A survey conducted earlier this year by a Canadian bank found that nearly 40 per cent of B.C. homeowners were planning on renovating their homes.
While that’s great news for the construction industry, it’s important to be aware of the health dangers that asbestos-containing building materials in older homes pose to contractors and their crew.
For workers in B.C., asbestos-related diseases are the leading cause of death and the number-one cause of death in the construction industry.
Between 1996 and 2017, there were 1,101 deaths due to historical asbestos exposure, and about one-third of those were construction workers.
Today, the number one way workers are exposed to asbestos is through unsafe practices during demolitions and renovations in residential construction.

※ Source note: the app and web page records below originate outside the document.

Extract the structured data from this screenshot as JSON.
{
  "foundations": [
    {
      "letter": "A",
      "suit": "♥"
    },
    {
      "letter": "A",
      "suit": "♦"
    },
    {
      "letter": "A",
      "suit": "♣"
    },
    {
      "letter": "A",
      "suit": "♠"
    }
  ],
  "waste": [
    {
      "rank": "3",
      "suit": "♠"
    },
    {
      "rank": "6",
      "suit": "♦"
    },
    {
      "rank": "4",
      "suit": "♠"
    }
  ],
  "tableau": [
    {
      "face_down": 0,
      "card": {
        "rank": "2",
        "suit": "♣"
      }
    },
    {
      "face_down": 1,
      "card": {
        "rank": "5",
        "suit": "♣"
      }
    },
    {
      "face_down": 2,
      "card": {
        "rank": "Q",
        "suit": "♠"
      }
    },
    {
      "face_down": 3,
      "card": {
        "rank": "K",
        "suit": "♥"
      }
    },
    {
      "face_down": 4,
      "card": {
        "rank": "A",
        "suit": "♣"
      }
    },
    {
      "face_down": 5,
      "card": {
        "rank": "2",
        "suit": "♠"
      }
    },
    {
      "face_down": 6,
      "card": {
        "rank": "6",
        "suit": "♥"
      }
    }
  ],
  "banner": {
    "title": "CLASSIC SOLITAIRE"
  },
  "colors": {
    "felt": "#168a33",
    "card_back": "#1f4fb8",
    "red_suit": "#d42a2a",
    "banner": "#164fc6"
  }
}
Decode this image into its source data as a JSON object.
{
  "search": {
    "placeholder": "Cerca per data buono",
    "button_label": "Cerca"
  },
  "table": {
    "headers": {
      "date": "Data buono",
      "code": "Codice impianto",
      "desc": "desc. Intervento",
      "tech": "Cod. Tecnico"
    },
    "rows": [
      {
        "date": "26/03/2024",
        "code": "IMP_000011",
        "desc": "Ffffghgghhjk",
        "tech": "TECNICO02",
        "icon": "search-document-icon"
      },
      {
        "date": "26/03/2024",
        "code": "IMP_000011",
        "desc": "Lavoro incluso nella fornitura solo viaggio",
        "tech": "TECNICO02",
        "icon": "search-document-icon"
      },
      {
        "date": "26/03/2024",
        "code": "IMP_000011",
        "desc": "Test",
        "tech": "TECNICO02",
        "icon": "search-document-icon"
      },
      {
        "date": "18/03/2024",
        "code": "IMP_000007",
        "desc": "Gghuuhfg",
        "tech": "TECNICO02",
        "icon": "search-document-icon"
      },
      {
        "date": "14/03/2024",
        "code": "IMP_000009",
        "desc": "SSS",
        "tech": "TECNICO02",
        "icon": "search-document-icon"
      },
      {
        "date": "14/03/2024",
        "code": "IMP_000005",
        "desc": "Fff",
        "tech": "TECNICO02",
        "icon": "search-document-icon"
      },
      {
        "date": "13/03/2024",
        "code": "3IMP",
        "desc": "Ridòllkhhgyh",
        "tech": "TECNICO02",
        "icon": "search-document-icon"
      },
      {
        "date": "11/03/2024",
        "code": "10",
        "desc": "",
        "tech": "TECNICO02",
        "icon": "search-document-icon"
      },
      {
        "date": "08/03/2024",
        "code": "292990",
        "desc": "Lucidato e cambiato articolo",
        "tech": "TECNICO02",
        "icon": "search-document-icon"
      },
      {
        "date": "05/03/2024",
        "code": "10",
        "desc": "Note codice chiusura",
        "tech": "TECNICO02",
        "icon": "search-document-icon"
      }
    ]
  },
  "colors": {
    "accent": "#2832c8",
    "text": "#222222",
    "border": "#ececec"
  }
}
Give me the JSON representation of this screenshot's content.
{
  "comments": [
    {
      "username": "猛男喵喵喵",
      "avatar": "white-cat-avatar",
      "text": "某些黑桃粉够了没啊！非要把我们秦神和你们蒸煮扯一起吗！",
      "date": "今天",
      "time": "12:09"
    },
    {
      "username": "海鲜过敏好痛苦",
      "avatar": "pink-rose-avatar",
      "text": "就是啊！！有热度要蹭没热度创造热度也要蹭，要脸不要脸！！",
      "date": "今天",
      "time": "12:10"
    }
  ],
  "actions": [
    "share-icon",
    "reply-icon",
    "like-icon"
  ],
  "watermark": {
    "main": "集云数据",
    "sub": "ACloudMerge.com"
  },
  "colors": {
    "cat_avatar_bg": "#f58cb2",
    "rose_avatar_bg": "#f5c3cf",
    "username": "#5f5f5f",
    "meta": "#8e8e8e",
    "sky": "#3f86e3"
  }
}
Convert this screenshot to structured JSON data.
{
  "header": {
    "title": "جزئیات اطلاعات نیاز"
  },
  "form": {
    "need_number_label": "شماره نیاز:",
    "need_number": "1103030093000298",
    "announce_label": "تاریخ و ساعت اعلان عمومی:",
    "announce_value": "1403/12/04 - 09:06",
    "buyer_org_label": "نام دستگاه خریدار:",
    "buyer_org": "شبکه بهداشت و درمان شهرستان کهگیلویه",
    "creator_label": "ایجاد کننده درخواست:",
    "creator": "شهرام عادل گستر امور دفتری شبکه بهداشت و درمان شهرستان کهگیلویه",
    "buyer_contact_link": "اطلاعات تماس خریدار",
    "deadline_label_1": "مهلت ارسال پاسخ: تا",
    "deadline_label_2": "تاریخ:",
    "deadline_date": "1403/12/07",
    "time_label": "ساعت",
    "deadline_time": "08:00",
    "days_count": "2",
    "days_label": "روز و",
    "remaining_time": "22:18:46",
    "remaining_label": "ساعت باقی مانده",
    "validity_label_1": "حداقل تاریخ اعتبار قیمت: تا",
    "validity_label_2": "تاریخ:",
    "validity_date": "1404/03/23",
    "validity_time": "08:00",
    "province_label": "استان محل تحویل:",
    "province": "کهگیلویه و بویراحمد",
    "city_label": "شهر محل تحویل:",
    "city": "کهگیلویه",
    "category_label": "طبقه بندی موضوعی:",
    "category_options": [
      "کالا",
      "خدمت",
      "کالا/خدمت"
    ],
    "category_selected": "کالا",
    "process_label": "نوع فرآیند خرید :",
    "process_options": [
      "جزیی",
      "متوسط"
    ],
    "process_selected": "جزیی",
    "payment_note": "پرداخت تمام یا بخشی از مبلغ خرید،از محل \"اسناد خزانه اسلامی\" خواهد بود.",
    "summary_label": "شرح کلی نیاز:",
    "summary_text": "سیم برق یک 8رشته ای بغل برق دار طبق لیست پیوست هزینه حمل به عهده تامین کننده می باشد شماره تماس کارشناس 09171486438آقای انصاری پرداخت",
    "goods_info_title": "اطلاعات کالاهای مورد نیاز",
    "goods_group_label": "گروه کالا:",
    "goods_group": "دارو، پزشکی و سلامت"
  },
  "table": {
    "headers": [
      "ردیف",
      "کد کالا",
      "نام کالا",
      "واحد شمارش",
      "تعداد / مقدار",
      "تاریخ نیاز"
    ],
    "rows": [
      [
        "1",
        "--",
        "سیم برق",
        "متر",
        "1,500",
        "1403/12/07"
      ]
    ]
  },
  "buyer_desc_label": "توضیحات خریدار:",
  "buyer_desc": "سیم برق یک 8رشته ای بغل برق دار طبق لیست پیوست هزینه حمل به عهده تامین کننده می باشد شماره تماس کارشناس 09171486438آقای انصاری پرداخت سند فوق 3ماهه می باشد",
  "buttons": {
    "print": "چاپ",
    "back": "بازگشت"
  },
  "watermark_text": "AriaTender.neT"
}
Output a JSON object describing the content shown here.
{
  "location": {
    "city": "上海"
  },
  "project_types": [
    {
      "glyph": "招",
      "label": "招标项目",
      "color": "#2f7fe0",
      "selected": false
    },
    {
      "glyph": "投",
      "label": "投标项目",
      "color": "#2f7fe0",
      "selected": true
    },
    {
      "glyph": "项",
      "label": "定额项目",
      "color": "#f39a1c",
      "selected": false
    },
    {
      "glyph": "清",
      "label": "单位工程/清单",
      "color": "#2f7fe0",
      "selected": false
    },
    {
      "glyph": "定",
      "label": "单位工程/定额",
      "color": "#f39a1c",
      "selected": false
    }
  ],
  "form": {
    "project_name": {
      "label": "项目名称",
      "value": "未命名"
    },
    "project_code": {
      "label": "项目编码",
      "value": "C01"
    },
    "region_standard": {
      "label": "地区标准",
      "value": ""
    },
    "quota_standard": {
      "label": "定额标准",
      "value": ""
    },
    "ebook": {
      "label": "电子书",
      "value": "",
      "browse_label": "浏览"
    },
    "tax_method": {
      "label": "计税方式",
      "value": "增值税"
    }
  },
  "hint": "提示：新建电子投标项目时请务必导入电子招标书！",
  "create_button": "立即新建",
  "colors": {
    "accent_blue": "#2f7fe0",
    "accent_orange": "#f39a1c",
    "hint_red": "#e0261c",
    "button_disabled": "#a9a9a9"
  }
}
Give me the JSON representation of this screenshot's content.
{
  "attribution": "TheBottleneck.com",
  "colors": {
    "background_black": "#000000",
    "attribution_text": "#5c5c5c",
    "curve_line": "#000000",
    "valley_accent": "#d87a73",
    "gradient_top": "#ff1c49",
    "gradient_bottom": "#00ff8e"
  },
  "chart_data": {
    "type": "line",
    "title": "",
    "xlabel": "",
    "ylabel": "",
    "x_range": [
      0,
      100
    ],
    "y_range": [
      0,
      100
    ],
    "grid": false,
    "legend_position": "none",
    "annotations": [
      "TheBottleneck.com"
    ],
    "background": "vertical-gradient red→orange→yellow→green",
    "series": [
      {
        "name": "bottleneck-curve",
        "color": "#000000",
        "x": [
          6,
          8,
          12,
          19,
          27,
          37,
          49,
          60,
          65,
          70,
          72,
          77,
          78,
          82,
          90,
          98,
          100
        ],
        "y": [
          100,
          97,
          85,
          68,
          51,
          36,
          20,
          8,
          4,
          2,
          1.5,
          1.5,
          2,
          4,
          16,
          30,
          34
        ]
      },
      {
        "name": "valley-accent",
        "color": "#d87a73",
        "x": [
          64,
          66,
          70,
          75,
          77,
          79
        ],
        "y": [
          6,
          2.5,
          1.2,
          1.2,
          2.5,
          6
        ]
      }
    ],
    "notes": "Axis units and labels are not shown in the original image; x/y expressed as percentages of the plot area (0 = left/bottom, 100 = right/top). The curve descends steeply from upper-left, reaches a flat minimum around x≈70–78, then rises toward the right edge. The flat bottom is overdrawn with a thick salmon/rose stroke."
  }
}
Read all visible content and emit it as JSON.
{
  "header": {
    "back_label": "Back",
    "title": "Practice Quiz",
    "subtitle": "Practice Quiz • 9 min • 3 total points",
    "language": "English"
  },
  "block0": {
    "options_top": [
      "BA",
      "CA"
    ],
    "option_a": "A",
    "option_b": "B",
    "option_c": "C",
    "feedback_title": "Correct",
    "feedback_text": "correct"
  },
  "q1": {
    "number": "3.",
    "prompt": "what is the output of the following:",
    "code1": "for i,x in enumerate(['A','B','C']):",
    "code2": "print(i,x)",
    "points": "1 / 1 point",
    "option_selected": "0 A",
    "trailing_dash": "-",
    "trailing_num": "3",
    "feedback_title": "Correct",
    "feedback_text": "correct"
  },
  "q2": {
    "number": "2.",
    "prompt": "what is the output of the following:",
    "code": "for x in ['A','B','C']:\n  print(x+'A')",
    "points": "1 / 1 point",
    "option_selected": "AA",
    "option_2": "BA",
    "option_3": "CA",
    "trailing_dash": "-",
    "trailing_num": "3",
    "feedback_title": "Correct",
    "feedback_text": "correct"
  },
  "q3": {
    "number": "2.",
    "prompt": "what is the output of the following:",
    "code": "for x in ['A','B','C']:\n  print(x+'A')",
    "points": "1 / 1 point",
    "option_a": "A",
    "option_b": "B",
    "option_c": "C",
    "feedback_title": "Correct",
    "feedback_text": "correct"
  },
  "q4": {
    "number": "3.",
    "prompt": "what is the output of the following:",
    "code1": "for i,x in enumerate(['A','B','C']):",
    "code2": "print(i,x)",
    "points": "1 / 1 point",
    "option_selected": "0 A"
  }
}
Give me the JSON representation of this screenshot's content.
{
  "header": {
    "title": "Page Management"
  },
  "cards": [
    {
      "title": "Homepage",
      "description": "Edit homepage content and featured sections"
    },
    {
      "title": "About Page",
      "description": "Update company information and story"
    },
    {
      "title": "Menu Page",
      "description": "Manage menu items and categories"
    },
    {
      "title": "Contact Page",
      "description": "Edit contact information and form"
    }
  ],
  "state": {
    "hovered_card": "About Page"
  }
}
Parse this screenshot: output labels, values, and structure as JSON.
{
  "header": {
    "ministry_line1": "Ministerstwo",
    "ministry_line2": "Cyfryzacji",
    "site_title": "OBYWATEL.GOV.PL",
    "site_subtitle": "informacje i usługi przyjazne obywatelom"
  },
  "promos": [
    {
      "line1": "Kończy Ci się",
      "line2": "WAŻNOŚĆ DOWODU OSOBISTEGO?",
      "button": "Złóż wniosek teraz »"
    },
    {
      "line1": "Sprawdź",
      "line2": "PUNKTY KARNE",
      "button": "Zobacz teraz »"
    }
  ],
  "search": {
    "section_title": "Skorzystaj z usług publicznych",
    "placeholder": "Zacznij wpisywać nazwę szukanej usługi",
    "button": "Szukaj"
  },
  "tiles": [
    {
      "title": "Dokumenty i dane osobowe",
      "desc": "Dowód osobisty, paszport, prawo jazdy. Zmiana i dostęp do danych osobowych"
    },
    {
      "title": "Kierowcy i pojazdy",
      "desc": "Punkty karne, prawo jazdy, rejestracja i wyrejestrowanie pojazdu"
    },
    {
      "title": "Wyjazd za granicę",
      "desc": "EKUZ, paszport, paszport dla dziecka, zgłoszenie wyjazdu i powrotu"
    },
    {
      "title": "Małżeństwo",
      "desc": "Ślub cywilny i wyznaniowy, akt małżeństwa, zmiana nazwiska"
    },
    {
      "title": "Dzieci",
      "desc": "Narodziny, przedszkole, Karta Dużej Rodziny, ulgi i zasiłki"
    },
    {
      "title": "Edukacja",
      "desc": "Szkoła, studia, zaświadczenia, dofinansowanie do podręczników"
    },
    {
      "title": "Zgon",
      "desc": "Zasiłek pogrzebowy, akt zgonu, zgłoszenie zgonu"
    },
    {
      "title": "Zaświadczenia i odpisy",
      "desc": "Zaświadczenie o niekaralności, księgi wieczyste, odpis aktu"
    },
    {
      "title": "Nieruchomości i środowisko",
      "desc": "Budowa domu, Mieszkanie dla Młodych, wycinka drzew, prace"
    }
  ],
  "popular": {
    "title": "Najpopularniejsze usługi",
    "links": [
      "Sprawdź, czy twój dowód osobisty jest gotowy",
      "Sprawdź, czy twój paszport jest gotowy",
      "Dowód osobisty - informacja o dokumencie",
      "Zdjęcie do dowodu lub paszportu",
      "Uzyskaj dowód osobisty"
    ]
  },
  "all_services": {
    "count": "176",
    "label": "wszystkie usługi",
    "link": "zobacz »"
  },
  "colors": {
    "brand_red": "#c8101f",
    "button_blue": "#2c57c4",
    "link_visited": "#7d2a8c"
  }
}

WorkSafeBC’s Asbestos Initiatives Program is addressing this issue through ongoing outreach, education, consultation and enforcement activities directed toward employers, workers and industry associations. The goal is to save lives by preventing exposure to asbestos.
Asbestos is an odourless, colourless, naturally occurring mineral that can be found in more than 3,000 building materials used in many homes built before 1990.
Some common asbestos-containing materials include vinyl and linoleum flooring, loose insulation, roof shingles, stucco, pipe insulation, gypsum-board filling compound and deck under-sheeting, to name a few.
In most cases, asbestos-containing materials are safe if left alone.
But when disturbed by sanding, cutting, scraping or tearing, asbestos fibres can be released into the air and breathed in. That exposure can cause serious health concerns, including lung diseases and cancer.
If you’re a general contractor, you have a responsibility to your workers to ensure a safe workplace. Before work begins that may disturb asbestos, you must ensure that a qualified person carries out an inspection to identify the location of asbestos-containing materials. You must also ensure that hazardous materials are safely removed or contained by a qualified asbestos-abatement contractor before work begins or resumes.
Workers, too, have responsibilities for their own health and safety and that of their co-workers, including following safe-work procedures, refusing work they believe may be dangerous or could cause an undue hazard, and reporting the issue.
The handling of asbestos improperly can result in stop-work orders and fines, which could affect your business through lost hours, missed deadlines and cancelled projects.
And if word gets out that you don’t take asbestos seriously, it could harm your professional reputation and your bottom line.
Don’t take the risk.
For more information on asbestos, visit worksafebc.com/asbestos.
Al Johnson is vice-president of prevention services at WorkSafeBC. Send Industry Voices comments or questions to email@example.com.